Work to complete
Look through the entries for the string "true", and copy each line that holds it.

Available records

————————

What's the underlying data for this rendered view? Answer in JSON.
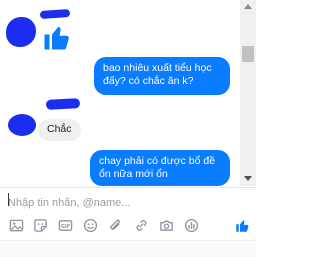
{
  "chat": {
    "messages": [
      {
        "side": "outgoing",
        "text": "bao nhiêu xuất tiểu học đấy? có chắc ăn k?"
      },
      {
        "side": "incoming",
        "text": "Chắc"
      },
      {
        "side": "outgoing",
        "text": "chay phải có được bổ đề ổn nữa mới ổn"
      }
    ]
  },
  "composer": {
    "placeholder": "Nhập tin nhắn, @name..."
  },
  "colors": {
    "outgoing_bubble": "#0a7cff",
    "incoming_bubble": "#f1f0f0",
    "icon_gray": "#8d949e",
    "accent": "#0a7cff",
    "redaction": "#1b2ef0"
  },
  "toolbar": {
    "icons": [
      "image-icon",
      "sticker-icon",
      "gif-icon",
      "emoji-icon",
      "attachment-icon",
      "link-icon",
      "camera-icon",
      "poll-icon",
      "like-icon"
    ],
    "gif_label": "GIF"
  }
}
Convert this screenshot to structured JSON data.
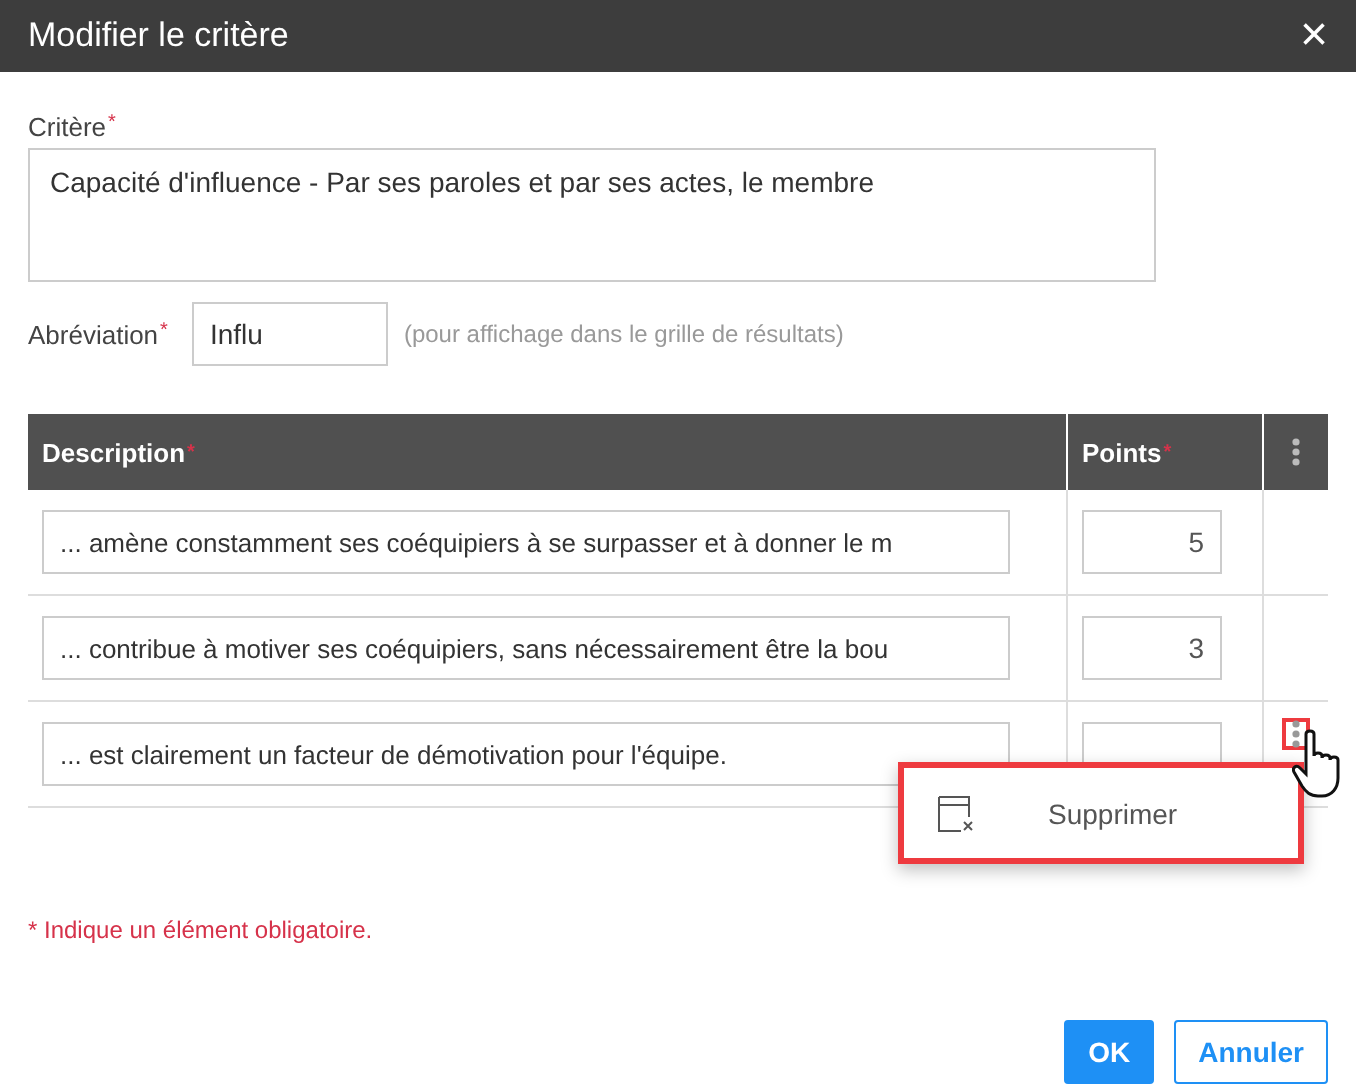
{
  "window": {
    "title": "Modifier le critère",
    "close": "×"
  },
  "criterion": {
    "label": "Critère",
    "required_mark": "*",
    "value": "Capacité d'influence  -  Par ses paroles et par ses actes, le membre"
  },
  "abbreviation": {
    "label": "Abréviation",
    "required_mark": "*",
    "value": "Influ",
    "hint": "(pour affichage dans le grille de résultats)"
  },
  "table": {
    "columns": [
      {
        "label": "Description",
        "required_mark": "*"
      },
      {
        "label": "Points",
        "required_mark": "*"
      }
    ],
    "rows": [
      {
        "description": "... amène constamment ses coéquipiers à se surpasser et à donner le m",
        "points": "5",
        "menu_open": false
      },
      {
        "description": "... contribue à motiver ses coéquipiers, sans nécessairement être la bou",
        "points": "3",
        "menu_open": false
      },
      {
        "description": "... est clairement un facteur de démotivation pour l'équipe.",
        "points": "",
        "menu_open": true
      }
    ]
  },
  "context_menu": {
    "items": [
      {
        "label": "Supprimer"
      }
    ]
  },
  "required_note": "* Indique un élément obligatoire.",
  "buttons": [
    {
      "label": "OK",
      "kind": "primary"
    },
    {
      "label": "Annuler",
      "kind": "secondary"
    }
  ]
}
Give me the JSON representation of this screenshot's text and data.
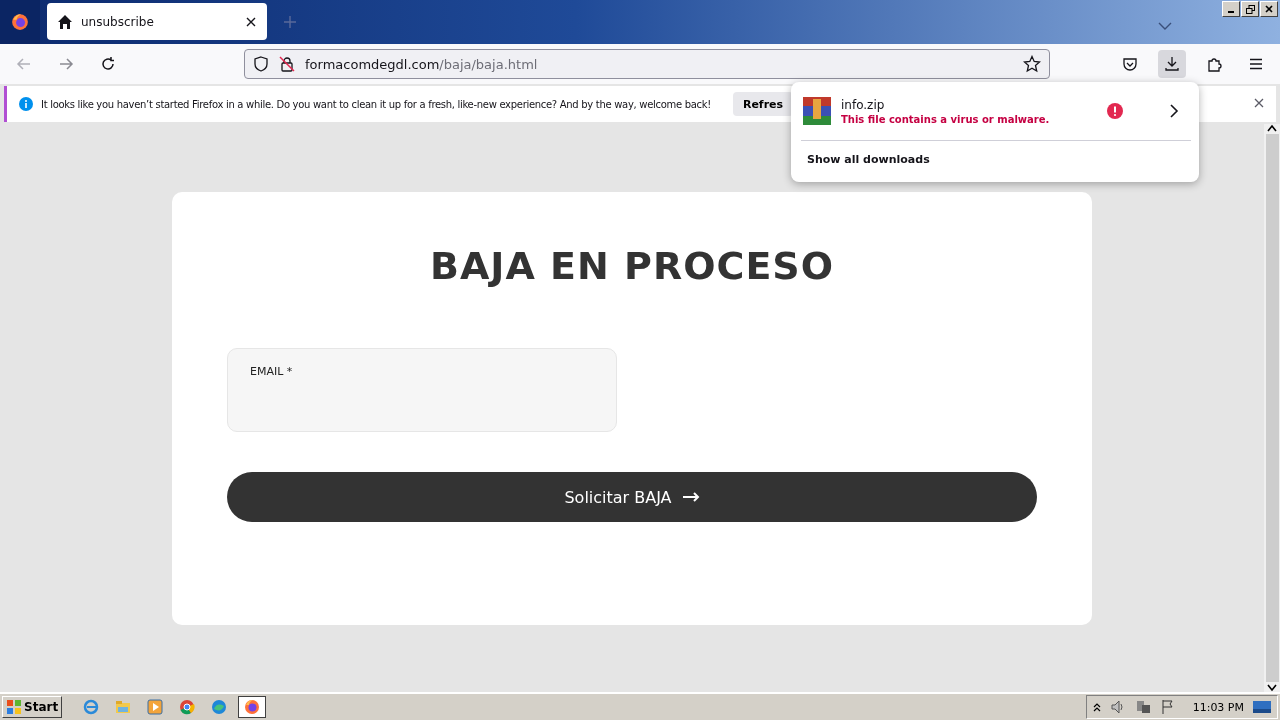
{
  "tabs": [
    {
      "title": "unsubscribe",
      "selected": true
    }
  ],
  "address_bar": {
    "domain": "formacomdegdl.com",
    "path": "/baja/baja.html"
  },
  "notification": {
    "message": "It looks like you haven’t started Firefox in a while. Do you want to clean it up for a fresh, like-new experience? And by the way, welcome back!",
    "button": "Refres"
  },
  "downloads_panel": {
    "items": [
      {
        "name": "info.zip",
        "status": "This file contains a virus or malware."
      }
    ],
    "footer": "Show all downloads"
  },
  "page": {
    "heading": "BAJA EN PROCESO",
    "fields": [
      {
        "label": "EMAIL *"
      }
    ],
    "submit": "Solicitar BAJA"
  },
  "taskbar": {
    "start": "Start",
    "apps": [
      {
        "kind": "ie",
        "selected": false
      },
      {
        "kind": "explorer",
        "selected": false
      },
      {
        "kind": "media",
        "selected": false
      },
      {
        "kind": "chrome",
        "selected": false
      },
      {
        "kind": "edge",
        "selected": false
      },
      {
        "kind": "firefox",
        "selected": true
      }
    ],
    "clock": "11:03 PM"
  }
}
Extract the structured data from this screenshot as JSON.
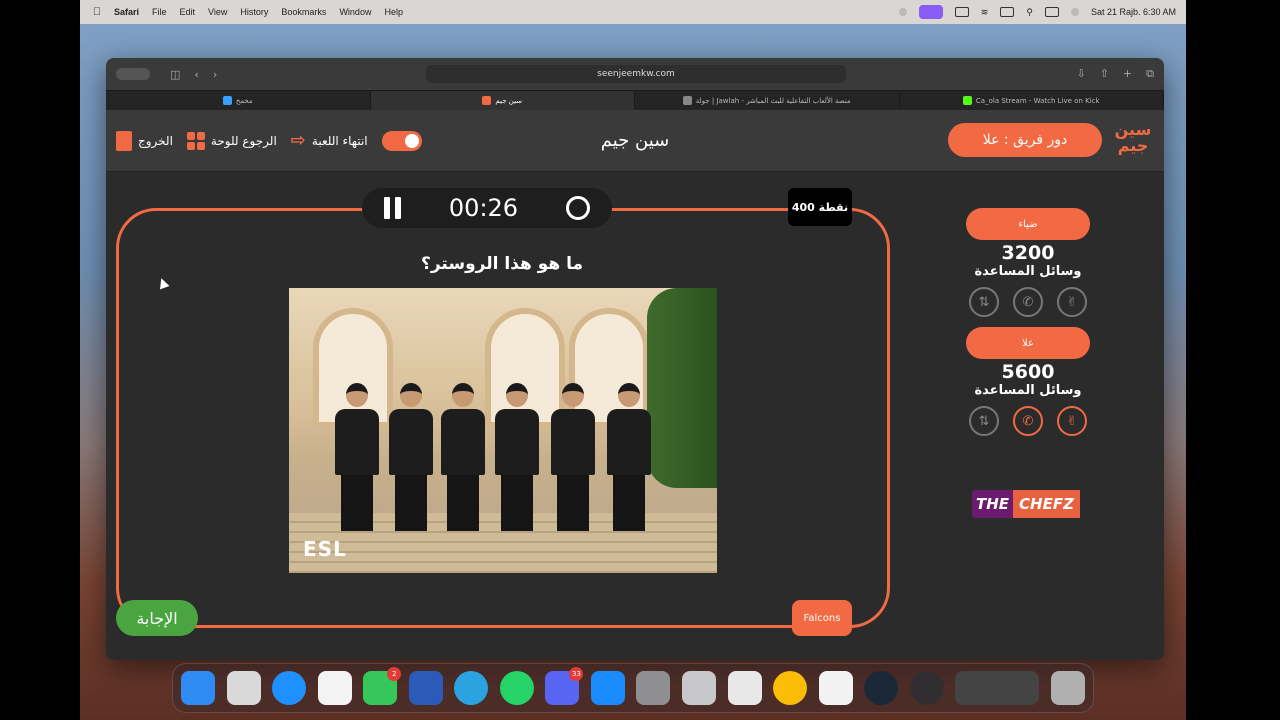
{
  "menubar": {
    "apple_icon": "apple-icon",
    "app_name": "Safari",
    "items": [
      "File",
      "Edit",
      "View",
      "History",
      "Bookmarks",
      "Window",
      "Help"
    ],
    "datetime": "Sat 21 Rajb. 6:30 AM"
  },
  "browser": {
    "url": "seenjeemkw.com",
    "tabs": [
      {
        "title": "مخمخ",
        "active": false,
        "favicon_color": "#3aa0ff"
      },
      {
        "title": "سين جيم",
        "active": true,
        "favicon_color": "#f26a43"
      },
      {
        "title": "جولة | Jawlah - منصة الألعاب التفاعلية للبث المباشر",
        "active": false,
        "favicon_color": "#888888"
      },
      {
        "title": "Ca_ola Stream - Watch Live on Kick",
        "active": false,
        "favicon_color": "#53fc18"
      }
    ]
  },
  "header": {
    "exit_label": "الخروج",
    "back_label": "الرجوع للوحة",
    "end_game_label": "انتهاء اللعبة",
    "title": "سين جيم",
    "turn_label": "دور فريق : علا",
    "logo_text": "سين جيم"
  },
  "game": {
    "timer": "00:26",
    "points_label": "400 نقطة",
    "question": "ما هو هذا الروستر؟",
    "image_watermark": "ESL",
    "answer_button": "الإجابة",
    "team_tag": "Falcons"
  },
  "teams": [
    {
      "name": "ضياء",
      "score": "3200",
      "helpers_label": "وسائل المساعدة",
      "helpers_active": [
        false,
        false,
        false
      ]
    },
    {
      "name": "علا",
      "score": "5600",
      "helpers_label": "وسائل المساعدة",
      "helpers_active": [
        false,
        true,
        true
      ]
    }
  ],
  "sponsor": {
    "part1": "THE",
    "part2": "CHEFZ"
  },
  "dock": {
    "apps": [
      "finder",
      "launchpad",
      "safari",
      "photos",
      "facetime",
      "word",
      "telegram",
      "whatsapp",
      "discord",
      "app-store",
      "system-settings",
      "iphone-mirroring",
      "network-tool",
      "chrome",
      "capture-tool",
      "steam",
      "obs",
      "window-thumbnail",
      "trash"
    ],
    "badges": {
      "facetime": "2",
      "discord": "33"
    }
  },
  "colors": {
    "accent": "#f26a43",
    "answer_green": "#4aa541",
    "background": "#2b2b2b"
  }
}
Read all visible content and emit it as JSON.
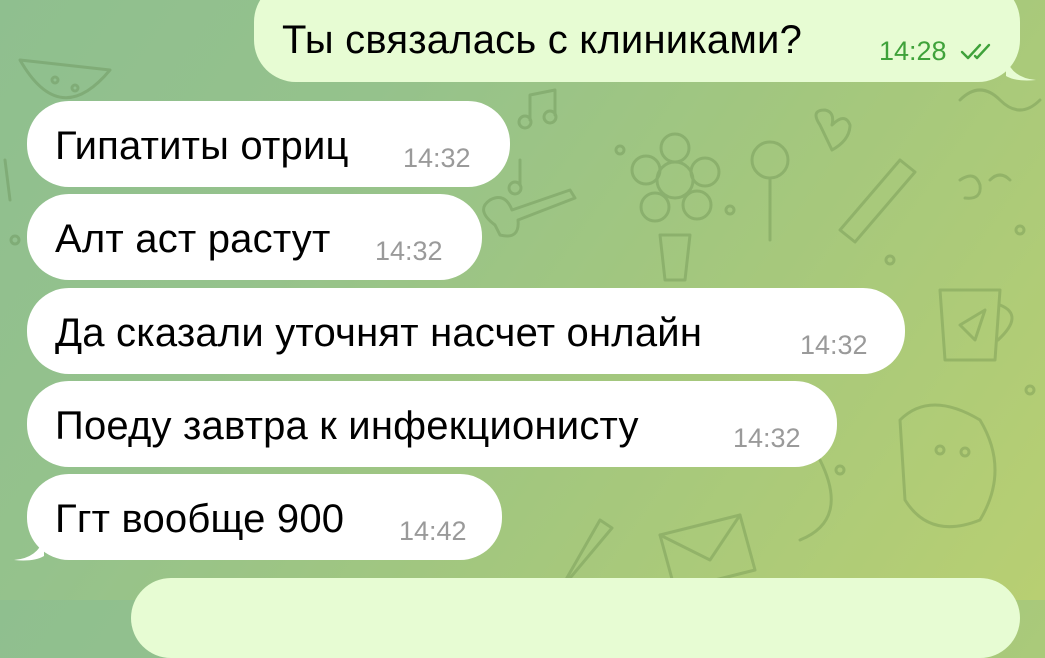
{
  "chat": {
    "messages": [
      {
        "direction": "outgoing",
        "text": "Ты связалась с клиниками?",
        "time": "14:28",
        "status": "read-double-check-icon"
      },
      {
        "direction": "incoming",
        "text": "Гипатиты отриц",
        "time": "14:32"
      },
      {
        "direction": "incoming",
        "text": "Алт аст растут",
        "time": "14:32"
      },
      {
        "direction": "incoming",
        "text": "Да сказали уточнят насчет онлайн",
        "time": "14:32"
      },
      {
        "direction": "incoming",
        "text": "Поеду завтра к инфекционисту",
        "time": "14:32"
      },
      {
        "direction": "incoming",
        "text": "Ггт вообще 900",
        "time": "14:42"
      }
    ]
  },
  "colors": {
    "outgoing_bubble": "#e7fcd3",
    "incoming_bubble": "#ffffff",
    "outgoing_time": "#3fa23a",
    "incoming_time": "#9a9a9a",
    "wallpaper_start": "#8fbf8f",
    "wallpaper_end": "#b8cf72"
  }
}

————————

Reply to the exercise
        "menu_open": true
      "selected": true
        "selected": true
        "active": true,
        true,
        true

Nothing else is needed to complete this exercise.